The Rundown: Another episode of Headless Horseman goodness, this time focusing on the connection between Ichabod and the deadly rider. It is purely expositional, but it’s some exposition that sheds light on why Ichabod experienced all the major events that he did, bringing in more secret societies, and tying back to the battle between the two witch covens.
Perhaps this show has finally hit its stride, two episodes about two different horsemen right after each other, it’s a nice change. This time, it’s right back to our headless friend, as Katrina has found out that he is set to return to Sleepy Hollow by nightfall. The catch is that since Ichabod and the Headless Horseman have tied their bloodlines together, destroying one will destroy the other. Katrina begs Abbie Mills to find the one who can separate the two, the Sin Eater.
In addition to the welcome return of Jenny Mills, this episode also features an awesome guest appearance by John Noble as the sin eater himself. We also get some insight into Ichabod’s past and his defection from the British army to the Colonists. This offers some great insight into his motivations, and gives some context for how long the war he finds himself in has been fought.
The weakest part of this episode is Abbie Mills, and I am curious how this show will hold up over time when one of its leads is simply so bland. She delivers her emotional revelations, and all revelations for that matter, in a near monotone, with almost no inflection. Her performance is unconvincing, and her character motivations never seem more complex than the words “hero complex,” or “hard-nosed cop.” Ichabod has some charisma on screen, and the fact that his whole concept is very outlandish helps give his character more interest. Whereas the adversity she faced in her past has shaped and made Jenny grow, all it gave Abbie was some minor guilt — which she seems to get over as soon as she starts hanging out with her angsty younger sister.
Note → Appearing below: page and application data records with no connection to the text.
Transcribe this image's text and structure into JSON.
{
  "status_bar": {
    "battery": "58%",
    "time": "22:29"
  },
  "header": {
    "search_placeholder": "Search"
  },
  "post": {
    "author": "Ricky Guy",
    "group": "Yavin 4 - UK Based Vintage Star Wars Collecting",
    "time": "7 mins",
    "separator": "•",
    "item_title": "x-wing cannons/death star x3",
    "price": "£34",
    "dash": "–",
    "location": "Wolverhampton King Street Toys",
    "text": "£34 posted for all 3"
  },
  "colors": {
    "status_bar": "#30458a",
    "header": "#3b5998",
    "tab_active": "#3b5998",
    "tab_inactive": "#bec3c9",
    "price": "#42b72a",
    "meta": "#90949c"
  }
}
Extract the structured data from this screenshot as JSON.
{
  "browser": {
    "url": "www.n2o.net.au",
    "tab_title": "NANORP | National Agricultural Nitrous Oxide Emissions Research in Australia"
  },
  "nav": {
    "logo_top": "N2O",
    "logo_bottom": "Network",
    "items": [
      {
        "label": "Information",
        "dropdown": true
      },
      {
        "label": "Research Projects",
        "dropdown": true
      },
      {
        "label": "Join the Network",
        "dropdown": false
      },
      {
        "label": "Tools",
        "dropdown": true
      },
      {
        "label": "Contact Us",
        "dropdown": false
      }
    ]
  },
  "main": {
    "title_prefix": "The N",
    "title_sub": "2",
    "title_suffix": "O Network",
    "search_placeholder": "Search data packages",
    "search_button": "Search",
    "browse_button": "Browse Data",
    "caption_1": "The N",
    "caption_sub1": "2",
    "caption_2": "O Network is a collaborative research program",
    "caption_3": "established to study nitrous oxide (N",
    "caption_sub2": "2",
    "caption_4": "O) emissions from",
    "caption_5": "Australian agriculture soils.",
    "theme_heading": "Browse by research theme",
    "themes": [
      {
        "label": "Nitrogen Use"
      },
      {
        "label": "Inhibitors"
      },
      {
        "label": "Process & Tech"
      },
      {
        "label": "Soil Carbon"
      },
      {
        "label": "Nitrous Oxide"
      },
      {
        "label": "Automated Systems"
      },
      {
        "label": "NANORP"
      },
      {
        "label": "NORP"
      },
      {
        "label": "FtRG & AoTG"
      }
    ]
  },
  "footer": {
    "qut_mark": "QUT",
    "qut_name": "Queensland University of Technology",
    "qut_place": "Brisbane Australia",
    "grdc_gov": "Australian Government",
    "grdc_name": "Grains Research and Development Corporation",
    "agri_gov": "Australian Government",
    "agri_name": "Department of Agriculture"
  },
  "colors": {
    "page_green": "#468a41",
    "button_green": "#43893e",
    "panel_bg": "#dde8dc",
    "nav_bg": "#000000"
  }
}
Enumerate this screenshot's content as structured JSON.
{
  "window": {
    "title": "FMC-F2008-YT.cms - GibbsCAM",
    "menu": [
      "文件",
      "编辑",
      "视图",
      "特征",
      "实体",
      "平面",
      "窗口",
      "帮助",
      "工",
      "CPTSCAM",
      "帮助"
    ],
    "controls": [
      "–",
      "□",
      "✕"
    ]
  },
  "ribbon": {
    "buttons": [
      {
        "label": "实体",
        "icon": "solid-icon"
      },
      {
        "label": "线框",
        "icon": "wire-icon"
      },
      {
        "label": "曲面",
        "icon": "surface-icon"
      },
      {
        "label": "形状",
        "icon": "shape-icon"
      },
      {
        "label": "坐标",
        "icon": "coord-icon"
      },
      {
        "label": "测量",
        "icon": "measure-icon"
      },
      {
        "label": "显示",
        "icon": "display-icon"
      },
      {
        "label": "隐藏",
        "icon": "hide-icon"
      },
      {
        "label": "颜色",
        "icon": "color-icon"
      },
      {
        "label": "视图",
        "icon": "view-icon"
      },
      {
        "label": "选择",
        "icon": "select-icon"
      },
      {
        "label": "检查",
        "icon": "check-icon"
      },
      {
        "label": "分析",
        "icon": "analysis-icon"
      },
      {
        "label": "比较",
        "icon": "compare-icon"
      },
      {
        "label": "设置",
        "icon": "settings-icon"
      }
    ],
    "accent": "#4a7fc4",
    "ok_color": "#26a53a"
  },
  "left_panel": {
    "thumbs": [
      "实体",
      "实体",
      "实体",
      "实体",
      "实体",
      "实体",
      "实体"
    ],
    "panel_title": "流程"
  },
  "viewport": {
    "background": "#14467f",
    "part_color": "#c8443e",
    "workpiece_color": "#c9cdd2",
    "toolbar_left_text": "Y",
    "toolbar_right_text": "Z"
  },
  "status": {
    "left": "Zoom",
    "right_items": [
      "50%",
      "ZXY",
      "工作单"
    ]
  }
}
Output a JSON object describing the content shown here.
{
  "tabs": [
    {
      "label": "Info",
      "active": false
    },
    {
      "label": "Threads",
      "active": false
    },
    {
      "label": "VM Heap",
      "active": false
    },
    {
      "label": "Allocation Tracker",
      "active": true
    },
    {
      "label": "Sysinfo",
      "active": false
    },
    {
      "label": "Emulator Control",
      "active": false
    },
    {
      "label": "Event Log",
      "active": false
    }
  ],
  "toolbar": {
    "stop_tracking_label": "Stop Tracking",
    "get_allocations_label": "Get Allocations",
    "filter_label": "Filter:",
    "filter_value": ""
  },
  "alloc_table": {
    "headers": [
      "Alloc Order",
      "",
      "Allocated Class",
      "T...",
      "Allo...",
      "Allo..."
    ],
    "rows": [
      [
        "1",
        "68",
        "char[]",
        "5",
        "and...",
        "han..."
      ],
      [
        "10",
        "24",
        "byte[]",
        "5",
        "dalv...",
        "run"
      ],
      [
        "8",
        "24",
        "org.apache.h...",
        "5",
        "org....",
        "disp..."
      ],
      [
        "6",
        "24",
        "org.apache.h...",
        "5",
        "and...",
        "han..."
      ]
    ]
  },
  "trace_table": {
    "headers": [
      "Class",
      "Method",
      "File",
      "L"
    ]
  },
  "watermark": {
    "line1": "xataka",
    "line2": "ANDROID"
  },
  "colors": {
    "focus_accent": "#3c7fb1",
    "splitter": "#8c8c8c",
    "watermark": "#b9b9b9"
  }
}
I love Ichabod’s backstory, as it shows that he wasn’t just dealing with historical threats back in colonial times, but demonic ones as well. It shows that he was always a part of the war, and gives the show the “predestined hero with an inescapable fate” thing that the writers seem to be aiming for with the “Witnesses from Revelations” angle. While the show is, in essence, a MotW experience, I think it will live or die with how well it incorporates each week’s plot into the overarching storyline it has set up for itself. The more it deviates, the less interest it holds.
The climax of the episode is especially powerful, and really cements Ichabod’s place as a good guy. He stood up for democracy, he’s adjusting to a new time, and hey, throw in some self-sacrifice and you have Superman without the powers. They also throw in some vague hints at future dangers, and a teaser that has me hooked. For two episodes in a row now, Sleepy Hollow has kept me excited; I’m interested to see if they can keep it up.